▶ _Task inputs_

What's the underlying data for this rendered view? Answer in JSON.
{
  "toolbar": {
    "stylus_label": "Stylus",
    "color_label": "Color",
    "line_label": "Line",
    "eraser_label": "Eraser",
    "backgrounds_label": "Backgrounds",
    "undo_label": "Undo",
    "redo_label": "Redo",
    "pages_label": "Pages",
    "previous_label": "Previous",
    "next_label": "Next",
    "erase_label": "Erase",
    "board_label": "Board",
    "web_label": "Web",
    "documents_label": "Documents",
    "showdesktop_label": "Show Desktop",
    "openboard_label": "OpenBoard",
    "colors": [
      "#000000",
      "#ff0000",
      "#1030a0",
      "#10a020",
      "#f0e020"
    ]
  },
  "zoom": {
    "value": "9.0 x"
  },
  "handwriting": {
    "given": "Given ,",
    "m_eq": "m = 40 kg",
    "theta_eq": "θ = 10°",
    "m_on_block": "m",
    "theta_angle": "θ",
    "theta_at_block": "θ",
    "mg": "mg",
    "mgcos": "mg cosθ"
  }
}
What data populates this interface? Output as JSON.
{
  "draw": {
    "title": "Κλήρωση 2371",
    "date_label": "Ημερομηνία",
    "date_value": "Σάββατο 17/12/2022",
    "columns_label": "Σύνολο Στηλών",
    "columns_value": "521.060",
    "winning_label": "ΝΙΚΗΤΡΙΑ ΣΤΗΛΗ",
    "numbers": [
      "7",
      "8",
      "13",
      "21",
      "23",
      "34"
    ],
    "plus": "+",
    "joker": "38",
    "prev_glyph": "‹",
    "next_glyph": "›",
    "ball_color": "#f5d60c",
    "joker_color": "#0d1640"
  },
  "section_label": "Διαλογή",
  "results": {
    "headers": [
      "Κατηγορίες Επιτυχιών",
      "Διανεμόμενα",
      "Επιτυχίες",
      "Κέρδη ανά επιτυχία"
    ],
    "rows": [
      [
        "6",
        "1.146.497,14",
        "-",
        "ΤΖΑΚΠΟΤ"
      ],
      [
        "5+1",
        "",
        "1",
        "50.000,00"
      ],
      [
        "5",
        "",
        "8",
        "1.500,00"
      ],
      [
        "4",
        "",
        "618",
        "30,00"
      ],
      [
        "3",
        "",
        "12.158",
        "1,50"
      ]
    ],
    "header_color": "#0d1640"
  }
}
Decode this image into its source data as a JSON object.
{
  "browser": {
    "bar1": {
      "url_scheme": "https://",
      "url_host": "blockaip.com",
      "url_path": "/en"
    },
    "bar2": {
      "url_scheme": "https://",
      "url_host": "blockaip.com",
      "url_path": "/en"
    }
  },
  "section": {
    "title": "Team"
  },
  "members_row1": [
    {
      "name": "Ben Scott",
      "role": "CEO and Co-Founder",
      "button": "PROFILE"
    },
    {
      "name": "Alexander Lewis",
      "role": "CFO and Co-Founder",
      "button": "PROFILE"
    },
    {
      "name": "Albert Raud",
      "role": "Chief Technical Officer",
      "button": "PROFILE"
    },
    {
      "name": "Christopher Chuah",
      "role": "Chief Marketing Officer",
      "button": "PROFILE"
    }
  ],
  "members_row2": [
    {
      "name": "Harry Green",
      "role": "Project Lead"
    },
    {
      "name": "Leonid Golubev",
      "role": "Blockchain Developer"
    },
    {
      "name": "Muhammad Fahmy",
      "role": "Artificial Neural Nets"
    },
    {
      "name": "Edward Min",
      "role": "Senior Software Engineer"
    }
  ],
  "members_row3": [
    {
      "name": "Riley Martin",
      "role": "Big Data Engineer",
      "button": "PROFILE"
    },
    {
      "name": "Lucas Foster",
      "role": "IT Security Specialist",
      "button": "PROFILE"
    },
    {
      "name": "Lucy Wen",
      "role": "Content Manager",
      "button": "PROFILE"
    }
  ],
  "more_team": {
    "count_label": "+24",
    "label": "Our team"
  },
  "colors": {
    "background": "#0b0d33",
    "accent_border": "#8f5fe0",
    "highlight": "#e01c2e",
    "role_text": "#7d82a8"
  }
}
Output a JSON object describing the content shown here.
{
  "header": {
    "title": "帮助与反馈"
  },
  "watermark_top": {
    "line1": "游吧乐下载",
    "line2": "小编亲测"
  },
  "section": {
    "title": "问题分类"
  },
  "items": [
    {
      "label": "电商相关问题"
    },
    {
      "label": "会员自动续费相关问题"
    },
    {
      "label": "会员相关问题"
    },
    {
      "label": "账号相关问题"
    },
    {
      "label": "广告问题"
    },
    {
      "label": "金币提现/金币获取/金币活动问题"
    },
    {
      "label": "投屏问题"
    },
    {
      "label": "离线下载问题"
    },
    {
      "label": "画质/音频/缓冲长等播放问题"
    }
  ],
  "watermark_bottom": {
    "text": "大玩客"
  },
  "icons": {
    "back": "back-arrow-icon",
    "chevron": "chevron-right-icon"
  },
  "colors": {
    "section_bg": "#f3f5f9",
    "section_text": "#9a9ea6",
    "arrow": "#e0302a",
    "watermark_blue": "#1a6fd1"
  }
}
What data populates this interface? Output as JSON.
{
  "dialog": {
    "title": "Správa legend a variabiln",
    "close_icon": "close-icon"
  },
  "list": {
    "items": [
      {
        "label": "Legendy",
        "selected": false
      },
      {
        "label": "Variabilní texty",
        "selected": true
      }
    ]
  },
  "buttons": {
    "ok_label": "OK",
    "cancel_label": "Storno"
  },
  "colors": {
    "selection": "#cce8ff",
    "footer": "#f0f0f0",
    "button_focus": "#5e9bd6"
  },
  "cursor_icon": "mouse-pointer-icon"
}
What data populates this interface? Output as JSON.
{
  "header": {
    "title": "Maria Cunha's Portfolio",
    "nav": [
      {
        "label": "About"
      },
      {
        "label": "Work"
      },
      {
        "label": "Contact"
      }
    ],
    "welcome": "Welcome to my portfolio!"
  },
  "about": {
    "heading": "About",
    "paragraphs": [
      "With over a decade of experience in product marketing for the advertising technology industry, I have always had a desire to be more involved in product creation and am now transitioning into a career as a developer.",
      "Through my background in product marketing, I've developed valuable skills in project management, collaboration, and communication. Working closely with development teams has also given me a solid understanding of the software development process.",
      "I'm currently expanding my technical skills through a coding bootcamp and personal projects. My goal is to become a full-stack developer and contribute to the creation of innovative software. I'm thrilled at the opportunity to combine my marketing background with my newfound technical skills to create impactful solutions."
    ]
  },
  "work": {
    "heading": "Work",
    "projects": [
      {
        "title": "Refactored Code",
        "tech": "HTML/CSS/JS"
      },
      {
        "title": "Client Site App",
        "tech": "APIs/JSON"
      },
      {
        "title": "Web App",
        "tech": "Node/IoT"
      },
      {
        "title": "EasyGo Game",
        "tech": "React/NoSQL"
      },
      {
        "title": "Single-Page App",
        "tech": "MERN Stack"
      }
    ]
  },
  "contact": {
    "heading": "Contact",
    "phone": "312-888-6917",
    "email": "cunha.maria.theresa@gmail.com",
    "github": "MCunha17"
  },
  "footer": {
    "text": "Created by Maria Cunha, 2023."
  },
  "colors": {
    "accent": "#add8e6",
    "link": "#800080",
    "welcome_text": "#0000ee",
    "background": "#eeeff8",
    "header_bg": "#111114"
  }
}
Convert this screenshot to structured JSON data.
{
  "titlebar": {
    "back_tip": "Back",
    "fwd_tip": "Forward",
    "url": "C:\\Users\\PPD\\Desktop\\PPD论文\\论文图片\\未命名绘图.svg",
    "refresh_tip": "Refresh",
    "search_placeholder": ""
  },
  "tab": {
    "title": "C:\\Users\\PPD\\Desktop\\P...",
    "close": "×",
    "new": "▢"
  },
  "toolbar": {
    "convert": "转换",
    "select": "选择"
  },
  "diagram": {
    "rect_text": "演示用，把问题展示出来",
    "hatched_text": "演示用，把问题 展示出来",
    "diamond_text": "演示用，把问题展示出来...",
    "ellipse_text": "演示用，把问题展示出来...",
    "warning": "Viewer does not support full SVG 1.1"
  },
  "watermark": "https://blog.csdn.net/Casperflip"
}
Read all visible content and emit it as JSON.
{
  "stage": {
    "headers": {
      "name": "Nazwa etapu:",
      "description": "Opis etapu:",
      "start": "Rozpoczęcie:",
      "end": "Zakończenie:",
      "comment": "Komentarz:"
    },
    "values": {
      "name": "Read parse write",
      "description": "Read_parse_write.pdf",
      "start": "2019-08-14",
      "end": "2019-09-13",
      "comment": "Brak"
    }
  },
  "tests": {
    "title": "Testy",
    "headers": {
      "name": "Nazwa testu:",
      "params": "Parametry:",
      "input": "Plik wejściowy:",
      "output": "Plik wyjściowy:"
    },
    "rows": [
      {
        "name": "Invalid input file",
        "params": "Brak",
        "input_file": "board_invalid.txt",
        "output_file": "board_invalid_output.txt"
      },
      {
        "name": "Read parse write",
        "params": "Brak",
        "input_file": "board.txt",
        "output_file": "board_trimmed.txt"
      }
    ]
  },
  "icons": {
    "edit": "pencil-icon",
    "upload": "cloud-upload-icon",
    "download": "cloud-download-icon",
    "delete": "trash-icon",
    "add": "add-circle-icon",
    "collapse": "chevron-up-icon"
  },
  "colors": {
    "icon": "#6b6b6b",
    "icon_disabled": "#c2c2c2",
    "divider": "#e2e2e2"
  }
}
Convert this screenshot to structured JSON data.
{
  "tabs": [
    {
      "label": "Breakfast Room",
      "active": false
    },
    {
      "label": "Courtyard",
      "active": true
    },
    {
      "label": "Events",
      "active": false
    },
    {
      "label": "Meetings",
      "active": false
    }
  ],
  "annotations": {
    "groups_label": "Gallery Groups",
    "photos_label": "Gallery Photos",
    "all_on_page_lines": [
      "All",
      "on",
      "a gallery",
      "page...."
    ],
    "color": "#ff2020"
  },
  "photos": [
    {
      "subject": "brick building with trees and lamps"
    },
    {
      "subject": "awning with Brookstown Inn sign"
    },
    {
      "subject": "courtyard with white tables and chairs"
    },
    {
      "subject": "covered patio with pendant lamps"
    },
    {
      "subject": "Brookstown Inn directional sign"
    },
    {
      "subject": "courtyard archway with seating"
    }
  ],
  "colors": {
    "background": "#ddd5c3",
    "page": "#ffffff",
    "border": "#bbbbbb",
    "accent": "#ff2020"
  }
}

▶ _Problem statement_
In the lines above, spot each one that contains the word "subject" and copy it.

▶ _Response to this exercise_
      "subject": "brick building with trees and lamps"
      "subject": "awning with Brookstown Inn sign"
      "subject": "courtyard with white tables and chairs"
      "subject": "covered patio with pendant lamps"
      "subject": "Brookstown Inn directional sign"
      "subject": "courtyard archway with seating"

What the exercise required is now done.